## DATASET

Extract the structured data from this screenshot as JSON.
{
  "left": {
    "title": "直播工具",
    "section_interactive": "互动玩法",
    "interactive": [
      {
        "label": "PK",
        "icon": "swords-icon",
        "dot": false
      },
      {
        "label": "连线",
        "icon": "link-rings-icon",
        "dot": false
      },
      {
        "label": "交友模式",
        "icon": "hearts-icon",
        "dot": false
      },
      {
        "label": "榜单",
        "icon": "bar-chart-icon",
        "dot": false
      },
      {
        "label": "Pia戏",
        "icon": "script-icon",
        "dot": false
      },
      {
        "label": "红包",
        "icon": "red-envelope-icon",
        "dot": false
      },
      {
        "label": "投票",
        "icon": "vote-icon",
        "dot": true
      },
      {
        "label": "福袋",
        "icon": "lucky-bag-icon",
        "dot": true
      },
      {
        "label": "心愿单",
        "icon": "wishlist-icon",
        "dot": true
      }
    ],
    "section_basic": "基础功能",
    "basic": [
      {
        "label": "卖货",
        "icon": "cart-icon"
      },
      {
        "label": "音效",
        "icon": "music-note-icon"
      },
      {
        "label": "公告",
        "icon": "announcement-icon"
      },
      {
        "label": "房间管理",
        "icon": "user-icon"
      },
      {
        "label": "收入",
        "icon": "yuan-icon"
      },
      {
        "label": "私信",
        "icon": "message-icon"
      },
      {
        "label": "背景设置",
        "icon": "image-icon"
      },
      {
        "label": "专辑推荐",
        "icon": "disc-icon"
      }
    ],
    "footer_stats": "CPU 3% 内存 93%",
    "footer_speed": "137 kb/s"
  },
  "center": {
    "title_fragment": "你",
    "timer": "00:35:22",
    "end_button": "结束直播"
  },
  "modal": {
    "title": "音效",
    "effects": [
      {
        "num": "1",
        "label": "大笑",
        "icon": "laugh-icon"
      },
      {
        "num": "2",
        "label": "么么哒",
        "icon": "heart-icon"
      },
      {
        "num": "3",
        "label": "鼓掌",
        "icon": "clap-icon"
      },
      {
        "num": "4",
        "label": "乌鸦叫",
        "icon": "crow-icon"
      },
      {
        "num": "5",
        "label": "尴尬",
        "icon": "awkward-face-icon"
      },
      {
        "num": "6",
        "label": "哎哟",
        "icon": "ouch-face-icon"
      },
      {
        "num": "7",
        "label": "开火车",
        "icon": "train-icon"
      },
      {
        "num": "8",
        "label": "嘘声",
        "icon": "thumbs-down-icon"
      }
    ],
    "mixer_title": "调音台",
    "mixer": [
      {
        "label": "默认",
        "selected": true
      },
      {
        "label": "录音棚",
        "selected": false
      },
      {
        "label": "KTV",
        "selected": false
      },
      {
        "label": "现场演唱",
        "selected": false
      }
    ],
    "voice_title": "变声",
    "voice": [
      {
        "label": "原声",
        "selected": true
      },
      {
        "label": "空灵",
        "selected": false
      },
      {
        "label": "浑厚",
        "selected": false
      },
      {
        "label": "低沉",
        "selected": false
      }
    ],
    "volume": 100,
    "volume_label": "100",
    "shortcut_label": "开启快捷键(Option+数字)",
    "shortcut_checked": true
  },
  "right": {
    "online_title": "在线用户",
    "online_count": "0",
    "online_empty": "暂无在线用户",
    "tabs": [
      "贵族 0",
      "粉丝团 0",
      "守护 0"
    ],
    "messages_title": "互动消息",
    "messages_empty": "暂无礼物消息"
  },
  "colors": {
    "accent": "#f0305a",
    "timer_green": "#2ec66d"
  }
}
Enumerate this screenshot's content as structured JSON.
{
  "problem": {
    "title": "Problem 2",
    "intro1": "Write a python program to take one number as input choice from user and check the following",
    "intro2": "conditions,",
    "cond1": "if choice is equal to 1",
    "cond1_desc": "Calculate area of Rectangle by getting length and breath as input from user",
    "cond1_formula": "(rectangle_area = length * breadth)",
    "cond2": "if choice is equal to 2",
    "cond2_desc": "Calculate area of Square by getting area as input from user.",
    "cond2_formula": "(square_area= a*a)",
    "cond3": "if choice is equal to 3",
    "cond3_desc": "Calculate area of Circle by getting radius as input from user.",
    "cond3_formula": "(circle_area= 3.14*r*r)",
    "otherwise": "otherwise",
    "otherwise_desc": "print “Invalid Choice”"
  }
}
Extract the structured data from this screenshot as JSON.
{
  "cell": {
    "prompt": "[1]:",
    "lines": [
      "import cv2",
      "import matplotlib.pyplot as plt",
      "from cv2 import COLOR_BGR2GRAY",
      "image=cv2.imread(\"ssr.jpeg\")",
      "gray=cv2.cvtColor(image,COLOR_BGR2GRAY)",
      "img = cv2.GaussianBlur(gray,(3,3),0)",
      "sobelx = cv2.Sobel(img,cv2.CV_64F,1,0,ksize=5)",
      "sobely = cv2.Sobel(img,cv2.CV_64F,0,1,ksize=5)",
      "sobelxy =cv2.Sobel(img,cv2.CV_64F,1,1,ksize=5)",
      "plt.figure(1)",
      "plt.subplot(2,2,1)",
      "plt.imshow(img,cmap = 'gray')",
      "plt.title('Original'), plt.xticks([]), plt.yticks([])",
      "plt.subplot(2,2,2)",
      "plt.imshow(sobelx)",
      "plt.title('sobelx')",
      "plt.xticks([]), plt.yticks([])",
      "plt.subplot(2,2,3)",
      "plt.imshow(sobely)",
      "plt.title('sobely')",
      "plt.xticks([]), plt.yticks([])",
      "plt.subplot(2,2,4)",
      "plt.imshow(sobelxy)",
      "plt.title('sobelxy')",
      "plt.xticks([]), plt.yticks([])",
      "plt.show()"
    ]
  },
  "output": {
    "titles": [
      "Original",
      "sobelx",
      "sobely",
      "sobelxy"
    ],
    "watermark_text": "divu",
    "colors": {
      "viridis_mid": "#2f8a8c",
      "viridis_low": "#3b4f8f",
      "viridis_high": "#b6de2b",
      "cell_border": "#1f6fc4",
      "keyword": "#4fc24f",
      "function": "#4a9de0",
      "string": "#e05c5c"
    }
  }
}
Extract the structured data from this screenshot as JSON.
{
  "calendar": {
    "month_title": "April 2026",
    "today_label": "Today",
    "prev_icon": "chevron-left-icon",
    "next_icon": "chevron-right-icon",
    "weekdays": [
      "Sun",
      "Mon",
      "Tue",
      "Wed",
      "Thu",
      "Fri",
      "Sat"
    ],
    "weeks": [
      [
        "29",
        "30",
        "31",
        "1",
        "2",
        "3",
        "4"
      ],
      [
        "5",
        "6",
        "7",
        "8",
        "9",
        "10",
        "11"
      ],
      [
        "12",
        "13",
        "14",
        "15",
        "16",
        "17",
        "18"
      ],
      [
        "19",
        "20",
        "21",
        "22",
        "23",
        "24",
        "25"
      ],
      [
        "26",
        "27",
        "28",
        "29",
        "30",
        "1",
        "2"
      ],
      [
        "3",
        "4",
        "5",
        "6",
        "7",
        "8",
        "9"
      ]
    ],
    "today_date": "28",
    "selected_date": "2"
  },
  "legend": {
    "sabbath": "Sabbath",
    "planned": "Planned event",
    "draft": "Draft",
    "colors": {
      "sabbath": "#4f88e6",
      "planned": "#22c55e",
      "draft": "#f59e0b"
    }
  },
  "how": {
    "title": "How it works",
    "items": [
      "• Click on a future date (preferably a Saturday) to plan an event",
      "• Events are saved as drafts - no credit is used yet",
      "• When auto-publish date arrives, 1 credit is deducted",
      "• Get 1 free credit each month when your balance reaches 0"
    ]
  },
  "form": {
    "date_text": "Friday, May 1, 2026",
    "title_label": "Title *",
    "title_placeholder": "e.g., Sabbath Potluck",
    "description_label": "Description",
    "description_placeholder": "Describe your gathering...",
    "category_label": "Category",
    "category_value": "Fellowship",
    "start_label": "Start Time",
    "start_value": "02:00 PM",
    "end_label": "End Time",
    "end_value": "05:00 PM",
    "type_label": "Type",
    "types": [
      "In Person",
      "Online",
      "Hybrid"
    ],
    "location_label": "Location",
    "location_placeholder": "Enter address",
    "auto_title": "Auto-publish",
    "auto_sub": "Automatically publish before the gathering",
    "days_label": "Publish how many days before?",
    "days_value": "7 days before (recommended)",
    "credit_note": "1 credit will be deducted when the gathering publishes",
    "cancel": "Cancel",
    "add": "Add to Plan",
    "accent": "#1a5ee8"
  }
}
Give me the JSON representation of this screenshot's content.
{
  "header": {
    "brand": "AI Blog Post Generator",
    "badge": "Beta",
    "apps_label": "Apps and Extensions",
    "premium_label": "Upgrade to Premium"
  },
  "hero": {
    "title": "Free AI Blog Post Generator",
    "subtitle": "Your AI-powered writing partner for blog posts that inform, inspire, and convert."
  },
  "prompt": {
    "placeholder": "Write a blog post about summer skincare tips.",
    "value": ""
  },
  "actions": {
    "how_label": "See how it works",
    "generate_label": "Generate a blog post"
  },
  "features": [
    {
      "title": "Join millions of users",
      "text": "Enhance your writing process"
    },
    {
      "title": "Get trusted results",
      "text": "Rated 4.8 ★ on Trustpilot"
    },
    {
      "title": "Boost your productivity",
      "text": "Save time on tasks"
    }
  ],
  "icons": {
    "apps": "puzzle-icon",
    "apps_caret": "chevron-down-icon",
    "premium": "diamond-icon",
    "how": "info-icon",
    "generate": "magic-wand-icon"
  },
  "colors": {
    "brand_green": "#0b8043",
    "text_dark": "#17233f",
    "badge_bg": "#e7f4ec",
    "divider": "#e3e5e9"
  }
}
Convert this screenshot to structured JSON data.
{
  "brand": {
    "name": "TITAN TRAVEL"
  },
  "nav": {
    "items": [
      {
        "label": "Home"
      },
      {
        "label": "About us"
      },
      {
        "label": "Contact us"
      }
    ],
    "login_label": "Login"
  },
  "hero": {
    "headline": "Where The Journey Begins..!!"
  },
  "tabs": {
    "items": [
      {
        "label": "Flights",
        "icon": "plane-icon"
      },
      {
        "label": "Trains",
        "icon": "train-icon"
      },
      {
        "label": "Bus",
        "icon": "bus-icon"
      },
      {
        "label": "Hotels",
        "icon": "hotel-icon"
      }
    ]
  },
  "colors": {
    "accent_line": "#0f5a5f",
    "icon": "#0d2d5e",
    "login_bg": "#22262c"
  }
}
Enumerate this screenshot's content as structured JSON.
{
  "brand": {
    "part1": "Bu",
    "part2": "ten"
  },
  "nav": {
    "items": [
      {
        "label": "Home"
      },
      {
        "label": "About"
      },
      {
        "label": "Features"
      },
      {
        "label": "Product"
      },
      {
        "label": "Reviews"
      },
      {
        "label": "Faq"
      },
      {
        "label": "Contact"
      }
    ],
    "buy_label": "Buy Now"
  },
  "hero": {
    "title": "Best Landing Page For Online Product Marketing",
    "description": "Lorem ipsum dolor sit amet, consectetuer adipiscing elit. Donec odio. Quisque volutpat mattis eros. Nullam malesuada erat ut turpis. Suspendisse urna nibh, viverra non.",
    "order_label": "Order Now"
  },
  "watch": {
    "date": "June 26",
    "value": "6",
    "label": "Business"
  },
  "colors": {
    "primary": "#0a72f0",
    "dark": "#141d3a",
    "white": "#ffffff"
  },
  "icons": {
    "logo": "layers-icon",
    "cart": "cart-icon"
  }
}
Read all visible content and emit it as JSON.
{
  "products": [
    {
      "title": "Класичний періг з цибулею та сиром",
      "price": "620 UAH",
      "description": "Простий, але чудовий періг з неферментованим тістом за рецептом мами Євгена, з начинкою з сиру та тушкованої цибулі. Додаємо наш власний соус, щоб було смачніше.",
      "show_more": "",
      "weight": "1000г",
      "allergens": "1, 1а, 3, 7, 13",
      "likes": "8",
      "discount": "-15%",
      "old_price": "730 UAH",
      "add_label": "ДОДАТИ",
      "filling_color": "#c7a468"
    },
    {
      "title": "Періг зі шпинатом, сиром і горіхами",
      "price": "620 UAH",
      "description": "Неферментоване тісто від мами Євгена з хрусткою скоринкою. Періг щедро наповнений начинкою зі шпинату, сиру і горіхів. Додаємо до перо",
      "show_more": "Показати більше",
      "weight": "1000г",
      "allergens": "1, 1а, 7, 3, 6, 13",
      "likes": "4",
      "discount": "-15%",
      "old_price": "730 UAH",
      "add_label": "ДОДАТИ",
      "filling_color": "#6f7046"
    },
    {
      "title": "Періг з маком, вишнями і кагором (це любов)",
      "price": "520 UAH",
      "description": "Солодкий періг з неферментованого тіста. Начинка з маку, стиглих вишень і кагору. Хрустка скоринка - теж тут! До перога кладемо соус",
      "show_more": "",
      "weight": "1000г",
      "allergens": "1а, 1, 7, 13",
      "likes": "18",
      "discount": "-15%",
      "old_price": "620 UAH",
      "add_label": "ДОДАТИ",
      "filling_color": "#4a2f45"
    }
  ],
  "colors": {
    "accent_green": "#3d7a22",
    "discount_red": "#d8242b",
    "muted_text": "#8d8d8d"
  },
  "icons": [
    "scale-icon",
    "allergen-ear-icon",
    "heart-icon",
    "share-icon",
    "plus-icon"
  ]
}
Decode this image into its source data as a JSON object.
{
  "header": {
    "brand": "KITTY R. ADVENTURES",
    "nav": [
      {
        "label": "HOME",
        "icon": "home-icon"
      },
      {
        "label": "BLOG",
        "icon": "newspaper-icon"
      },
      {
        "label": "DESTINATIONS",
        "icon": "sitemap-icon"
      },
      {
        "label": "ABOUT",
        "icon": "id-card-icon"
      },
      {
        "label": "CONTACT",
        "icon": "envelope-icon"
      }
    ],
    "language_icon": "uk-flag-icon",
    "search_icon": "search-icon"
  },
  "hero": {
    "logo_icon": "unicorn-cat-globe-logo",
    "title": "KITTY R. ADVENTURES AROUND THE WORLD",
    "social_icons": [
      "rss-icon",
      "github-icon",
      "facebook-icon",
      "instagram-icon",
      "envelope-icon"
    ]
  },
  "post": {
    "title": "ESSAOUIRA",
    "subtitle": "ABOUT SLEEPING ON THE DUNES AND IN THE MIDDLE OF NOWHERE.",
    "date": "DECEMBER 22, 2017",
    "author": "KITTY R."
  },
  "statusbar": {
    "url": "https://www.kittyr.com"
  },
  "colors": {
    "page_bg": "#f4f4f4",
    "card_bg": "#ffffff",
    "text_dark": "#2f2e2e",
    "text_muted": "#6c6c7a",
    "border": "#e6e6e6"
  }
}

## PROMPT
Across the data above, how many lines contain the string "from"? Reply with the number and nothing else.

## ANSWER TO THE EXERCISE
8